‘Embracing new opportunities’ is the theme chosen for this year’s Independence Day in Dominica. The country is marking 42 years since it gained independence from the United Kingdom.
The first European contact with this Caribbean island took place on 3 November 1493 when Christopher Columbus sailed past during his second voyage to the New World. As it was a Sunday, he named the island Dominica, from the Latin for ‘day of the Lord’, dies Dominica.
In the early 18th century the island became a French colony, but under the Treaty of Paris, 1763 – an agreement that ended the Seven Years War ‑ it was ceded to Britain. Over the next four decades control of Dominica changed a couple more times, and it wasn’t until 1805 that the French gave up their attempts to recapture the island.
Due to the high number of Africans on the island, Dominica became the first and only British colony in the Caribbean to have a Black-controlled legislature, in 1838. Under pressure from the White planters, however, the number of elected representatives was reduced and in 1871 Dominica became part of the British Leeward Islands group, effectively ending local democratic government. In 1896, it became a crown colony with all political rights for the Black population extinguished. Transfer to the British Windward Islands followed in 1940. Along with most of the Caribbean territories administered by Britain, Dominica joined the West Indies Federation in 1958, but the project for a united English-speaking Caribbean federation collapsed in 1962.
On 3 November 1978 ‑ exactly 485 years after receiving its name from Columbus ‑ the Commonwealth of Dominica started out on its new path as an independent republic within the Commonwealth, with Patrick John becoming its prime Minister.
Independence Day is an opportunity to celebrate the unique heritage and Creole culture of Dominica.
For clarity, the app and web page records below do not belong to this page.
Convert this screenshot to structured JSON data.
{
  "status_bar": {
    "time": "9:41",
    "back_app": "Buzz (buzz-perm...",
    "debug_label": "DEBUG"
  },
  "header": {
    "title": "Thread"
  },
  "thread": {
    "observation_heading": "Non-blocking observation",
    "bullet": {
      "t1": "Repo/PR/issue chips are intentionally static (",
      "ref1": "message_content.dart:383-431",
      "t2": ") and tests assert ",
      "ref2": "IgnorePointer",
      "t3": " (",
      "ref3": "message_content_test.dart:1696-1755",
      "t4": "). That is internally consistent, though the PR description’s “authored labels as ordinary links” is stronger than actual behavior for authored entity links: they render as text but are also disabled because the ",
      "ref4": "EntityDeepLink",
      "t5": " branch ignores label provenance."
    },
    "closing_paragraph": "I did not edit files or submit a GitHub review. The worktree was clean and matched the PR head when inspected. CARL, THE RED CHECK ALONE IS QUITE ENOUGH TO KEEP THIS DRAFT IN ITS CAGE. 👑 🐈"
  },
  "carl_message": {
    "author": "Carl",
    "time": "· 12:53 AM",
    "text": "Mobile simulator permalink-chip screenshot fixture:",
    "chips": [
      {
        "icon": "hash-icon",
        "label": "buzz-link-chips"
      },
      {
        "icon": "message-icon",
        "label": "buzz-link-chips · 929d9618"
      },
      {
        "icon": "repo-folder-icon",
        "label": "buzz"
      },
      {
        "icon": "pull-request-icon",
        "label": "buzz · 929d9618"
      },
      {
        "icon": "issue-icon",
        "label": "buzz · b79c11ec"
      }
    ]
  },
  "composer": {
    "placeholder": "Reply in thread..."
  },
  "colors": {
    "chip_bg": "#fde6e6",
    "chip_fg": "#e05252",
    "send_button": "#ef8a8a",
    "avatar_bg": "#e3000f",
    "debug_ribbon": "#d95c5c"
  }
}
This year’s activities will culminate with Jounen Koudmen, or National Day of Community Service, on 4 November. It’s a day when all Dominicans can come together to clean up and beautify their communities.